━━━ MATERIALS PROVIDED ━━━
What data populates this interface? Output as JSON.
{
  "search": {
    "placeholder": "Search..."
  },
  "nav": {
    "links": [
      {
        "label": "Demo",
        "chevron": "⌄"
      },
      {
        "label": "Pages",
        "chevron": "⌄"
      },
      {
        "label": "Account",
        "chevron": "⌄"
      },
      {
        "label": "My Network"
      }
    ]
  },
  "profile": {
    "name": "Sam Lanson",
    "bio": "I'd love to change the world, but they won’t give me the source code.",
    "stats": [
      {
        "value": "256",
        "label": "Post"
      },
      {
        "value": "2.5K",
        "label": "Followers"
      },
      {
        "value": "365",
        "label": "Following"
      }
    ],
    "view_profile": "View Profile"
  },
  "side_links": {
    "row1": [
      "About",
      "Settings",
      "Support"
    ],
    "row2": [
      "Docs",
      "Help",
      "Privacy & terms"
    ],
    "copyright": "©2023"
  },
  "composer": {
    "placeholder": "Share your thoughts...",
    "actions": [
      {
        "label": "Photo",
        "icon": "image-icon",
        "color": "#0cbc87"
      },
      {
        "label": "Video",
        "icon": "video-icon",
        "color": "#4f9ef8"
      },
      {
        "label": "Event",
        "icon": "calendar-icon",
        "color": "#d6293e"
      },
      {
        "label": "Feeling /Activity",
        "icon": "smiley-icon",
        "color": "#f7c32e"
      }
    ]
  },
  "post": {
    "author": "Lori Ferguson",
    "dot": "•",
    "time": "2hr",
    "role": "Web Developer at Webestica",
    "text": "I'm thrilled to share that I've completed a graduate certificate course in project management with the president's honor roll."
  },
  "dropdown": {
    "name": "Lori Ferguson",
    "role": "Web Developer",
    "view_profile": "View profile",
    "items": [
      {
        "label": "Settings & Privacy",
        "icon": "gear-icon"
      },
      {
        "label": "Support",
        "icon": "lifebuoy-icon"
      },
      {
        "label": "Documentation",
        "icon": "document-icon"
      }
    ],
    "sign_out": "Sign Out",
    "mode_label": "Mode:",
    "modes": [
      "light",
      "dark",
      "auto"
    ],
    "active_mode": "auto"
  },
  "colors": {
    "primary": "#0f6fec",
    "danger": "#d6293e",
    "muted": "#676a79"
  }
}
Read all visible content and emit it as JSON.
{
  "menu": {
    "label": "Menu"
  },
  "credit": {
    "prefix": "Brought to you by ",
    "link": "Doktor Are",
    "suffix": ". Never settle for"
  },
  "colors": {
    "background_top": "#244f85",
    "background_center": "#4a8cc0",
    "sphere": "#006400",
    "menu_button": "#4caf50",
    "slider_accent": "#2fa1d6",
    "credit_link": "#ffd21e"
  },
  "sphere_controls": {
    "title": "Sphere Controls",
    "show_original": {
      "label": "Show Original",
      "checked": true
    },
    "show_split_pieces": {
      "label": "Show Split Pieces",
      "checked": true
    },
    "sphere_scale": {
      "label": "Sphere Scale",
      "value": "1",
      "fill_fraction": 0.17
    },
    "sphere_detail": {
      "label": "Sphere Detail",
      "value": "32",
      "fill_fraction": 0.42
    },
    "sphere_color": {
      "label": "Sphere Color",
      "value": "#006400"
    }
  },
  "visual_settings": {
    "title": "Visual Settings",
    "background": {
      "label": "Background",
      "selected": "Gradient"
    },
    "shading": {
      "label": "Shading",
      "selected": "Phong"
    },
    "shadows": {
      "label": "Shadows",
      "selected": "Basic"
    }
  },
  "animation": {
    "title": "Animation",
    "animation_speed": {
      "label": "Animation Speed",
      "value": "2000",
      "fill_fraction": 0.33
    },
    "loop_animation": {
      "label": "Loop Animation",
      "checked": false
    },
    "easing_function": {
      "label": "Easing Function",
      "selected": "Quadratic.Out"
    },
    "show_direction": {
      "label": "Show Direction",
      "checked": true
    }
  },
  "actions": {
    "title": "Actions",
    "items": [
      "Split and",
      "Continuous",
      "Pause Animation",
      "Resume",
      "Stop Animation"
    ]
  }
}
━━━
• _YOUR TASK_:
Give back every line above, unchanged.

• _EXPECTED ANSWER_:
What data populates this interface? Output as JSON.
{
  "search": {
    "placeholder": "Search..."
  },
  "nav": {
    "links": [
      {
        "label": "Demo",
        "chevron": "⌄"
      },
      {
        "label": "Pages",
        "chevron": "⌄"
      },
      {
        "label": "Account",
        "chevron": "⌄"
      },
      {
        "label": "My Network"
      }
    ]
  },
  "profile": {
    "name": "Sam Lanson",
    "bio": "I'd love to change the world, but they won’t give me the source code.",
    "stats": [
      {
        "value": "256",
        "label": "Post"
      },
      {
        "value": "2.5K",
        "label": "Followers"
      },
      {
        "value": "365",
        "label": "Following"
      }
    ],
    "view_profile": "View Profile"
  },
  "side_links": {
    "row1": [
      "About",
      "Settings",
      "Support"
    ],
    "row2": [
      "Docs",
      "Help",
      "Privacy & terms"
    ],
    "copyright": "©2023"
  },
  "composer": {
    "placeholder": "Share your thoughts...",
    "actions": [
      {
        "label": "Photo",
        "icon": "image-icon",
        "color": "#0cbc87"
      },
      {
        "label": "Video",
        "icon": "video-icon",
        "color": "#4f9ef8"
      },
      {
        "label": "Event",
        "icon": "calendar-icon",
        "color": "#d6293e"
      },
      {
        "label": "Feeling /Activity",
        "icon": "smiley-icon",
        "color": "#f7c32e"
      }
    ]
  },
  "post": {
    "author": "Lori Ferguson",
    "dot": "•",
    "time": "2hr",
    "role": "Web Developer at Webestica",
    "text": "I'm thrilled to share that I've completed a graduate certificate course in project management with the president's honor roll."
  },
  "dropdown": {
    "name": "Lori Ferguson",
    "role": "Web Developer",
    "view_profile": "View profile",
    "items": [
      {
        "label": "Settings & Privacy",
        "icon": "gear-icon"
      },
      {
        "label": "Support",
        "icon": "lifebuoy-icon"
      },
      {
        "label": "Documentation",
        "icon": "document-icon"
      }
    ],
    "sign_out": "Sign Out",
    "mode_label": "Mode:",
    "modes": [
      "light",
      "dark",
      "auto"
    ],
    "active_mode": "auto"
  },
  "colors": {
    "primary": "#0f6fec",
    "danger": "#d6293e",
    "muted": "#676a79"
  }
}
Read all visible content and emit it as JSON.
{
  "menu": {
    "label": "Menu"
  },
  "credit": {
    "prefix": "Brought to you by ",
    "link": "Doktor Are",
    "suffix": ". Never settle for"
  },
  "colors": {
    "background_top": "#244f85",
    "background_center": "#4a8cc0",
    "sphere": "#006400",
    "menu_button": "#4caf50",
    "slider_accent": "#2fa1d6",
    "credit_link": "#ffd21e"
  },
  "sphere_controls": {
    "title": "Sphere Controls",
    "show_original": {
      "label": "Show Original",
      "checked": true
    },
    "show_split_pieces": {
      "label": "Show Split Pieces",
      "checked": true
    },
    "sphere_scale": {
      "label": "Sphere Scale",
      "value": "1",
      "fill_fraction": 0.17
    },
    "sphere_detail": {
      "label": "Sphere Detail",
      "value": "32",
      "fill_fraction": 0.42
    },
    "sphere_color": {
      "label": "Sphere Color",
      "value": "#006400"
    }
  },
  "visual_settings": {
    "title": "Visual Settings",
    "background": {
      "label": "Background",
      "selected": "Gradient"
    },
    "shading": {
      "label": "Shading",
      "selected": "Phong"
    },
    "shadows": {
      "label": "Shadows",
      "selected": "Basic"
    }
  },
  "animation": {
    "title": "Animation",
    "animation_speed": {
      "label": "Animation Speed",
      "value": "2000",
      "fill_fraction": 0.33
    },
    "loop_animation": {
      "label": "Loop Animation",
      "checked": false
    },
    "easing_function": {
      "label": "Easing Function",
      "selected": "Quadratic.Out"
    },
    "show_direction": {
      "label": "Show Direction",
      "checked": true
    }
  },
  "actions": {
    "title": "Actions",
    "items": [
      "Split and",
      "Continuous",
      "Pause Animation",
      "Resume",
      "Stop Animation"
    ]
  }
}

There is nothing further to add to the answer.